## Provided information:

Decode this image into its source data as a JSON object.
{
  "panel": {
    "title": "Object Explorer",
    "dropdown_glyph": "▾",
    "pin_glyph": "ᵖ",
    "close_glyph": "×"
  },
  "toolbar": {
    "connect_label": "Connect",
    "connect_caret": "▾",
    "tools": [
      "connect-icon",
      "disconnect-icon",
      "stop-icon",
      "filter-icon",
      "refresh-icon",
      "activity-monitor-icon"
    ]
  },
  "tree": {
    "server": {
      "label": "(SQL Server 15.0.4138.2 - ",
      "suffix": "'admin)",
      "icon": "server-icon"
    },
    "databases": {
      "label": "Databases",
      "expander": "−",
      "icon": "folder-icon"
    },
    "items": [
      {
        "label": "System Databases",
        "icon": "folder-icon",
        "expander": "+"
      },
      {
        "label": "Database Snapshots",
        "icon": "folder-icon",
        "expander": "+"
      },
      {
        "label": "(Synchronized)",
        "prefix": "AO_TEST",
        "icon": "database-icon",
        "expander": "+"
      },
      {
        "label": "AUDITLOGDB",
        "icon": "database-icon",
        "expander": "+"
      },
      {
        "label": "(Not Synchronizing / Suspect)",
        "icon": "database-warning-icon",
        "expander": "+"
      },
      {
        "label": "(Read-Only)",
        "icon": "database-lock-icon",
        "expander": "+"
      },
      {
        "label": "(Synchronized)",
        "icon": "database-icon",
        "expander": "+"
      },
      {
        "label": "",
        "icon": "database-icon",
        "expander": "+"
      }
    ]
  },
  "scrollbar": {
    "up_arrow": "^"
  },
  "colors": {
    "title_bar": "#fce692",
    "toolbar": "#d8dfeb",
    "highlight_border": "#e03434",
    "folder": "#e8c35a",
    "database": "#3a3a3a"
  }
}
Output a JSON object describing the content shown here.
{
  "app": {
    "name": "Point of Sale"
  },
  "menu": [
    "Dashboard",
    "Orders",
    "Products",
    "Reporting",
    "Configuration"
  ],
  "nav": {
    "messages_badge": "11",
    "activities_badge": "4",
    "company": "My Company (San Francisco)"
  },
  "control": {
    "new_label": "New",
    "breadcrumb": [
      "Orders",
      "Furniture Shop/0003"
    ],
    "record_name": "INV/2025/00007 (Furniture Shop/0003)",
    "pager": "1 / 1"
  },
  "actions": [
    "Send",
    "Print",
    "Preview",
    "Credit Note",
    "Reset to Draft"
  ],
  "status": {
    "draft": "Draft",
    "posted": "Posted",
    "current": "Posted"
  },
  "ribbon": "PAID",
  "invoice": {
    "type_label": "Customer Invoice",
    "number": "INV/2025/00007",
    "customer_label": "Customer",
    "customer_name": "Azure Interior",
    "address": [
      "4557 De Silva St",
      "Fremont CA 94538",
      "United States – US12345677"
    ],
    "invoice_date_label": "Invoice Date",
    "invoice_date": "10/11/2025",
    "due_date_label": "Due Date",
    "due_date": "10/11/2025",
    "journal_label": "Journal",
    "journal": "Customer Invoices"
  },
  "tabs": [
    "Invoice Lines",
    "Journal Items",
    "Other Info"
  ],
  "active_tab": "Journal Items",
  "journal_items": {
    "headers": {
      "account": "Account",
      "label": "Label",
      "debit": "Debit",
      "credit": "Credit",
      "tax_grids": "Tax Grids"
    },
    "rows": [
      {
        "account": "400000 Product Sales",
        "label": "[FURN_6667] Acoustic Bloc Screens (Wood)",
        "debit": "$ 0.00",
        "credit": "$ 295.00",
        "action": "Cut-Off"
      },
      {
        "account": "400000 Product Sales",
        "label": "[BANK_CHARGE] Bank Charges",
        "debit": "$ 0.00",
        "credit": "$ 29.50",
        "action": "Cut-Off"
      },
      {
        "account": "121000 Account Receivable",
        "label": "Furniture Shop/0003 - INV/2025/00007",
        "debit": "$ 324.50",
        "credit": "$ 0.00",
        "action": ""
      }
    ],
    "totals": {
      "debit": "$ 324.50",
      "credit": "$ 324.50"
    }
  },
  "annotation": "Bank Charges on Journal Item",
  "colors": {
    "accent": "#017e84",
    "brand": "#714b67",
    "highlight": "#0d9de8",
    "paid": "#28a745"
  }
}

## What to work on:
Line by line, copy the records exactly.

## Result of the exercise:
Decode this image into its source data as a JSON object.
{
  "panel": {
    "title": "Object Explorer",
    "dropdown_glyph": "▾",
    "pin_glyph": "ᵖ",
    "close_glyph": "×"
  },
  "toolbar": {
    "connect_label": "Connect",
    "connect_caret": "▾",
    "tools": [
      "connect-icon",
      "disconnect-icon",
      "stop-icon",
      "filter-icon",
      "refresh-icon",
      "activity-monitor-icon"
    ]
  },
  "tree": {
    "server": {
      "label": "(SQL Server 15.0.4138.2 - ",
      "suffix": "'admin)",
      "icon": "server-icon"
    },
    "databases": {
      "label": "Databases",
      "expander": "−",
      "icon": "folder-icon"
    },
    "items": [
      {
        "label": "System Databases",
        "icon": "folder-icon",
        "expander": "+"
      },
      {
        "label": "Database Snapshots",
        "icon": "folder-icon",
        "expander": "+"
      },
      {
        "label": "(Synchronized)",
        "prefix": "AO_TEST",
        "icon": "database-icon",
        "expander": "+"
      },
      {
        "label": "AUDITLOGDB",
        "icon": "database-icon",
        "expander": "+"
      },
      {
        "label": "(Not Synchronizing / Suspect)",
        "icon": "database-warning-icon",
        "expander": "+"
      },
      {
        "label": "(Read-Only)",
        "icon": "database-lock-icon",
        "expander": "+"
      },
      {
        "label": "(Synchronized)",
        "icon": "database-icon",
        "expander": "+"
      },
      {
        "label": "",
        "icon": "database-icon",
        "expander": "+"
      }
    ]
  },
  "scrollbar": {
    "up_arrow": "^"
  },
  "colors": {
    "title_bar": "#fce692",
    "toolbar": "#d8dfeb",
    "highlight_border": "#e03434",
    "folder": "#e8c35a",
    "database": "#3a3a3a"
  }
}
Output a JSON object describing the content shown here.
{
  "app": {
    "name": "Point of Sale"
  },
  "menu": [
    "Dashboard",
    "Orders",
    "Products",
    "Reporting",
    "Configuration"
  ],
  "nav": {
    "messages_badge": "11",
    "activities_badge": "4",
    "company": "My Company (San Francisco)"
  },
  "control": {
    "new_label": "New",
    "breadcrumb": [
      "Orders",
      "Furniture Shop/0003"
    ],
    "record_name": "INV/2025/00007 (Furniture Shop/0003)",
    "pager": "1 / 1"
  },
  "actions": [
    "Send",
    "Print",
    "Preview",
    "Credit Note",
    "Reset to Draft"
  ],
  "status": {
    "draft": "Draft",
    "posted": "Posted",
    "current": "Posted"
  },
  "ribbon": "PAID",
  "invoice": {
    "type_label": "Customer Invoice",
    "number": "INV/2025/00007",
    "customer_label": "Customer",
    "customer_name": "Azure Interior",
    "address": [
      "4557 De Silva St",
      "Fremont CA 94538",
      "United States – US12345677"
    ],
    "invoice_date_label": "Invoice Date",
    "invoice_date": "10/11/2025",
    "due_date_label": "Due Date",
    "due_date": "10/11/2025",
    "journal_label": "Journal",
    "journal": "Customer Invoices"
  },
  "tabs": [
    "Invoice Lines",
    "Journal Items",
    "Other Info"
  ],
  "active_tab": "Journal Items",
  "journal_items": {
    "headers": {
      "account": "Account",
      "label": "Label",
      "debit": "Debit",
      "credit": "Credit",
      "tax_grids": "Tax Grids"
    },
    "rows": [
      {
        "account": "400000 Product Sales",
        "label": "[FURN_6667] Acoustic Bloc Screens (Wood)",
        "debit": "$ 0.00",
        "credit": "$ 295.00",
        "action": "Cut-Off"
      },
      {
        "account": "400000 Product Sales",
        "label": "[BANK_CHARGE] Bank Charges",
        "debit": "$ 0.00",
        "credit": "$ 29.50",
        "action": "Cut-Off"
      },
      {
        "account": "121000 Account Receivable",
        "label": "Furniture Shop/0003 - INV/2025/00007",
        "debit": "$ 324.50",
        "credit": "$ 0.00",
        "action": ""
      }
    ],
    "totals": {
      "debit": "$ 324.50",
      "credit": "$ 324.50"
    }
  },
  "annotation": "Bank Charges on Journal Item",
  "colors": {
    "accent": "#017e84",
    "brand": "#714b67",
    "highlight": "#0d9de8",
    "paid": "#28a745"
  }
}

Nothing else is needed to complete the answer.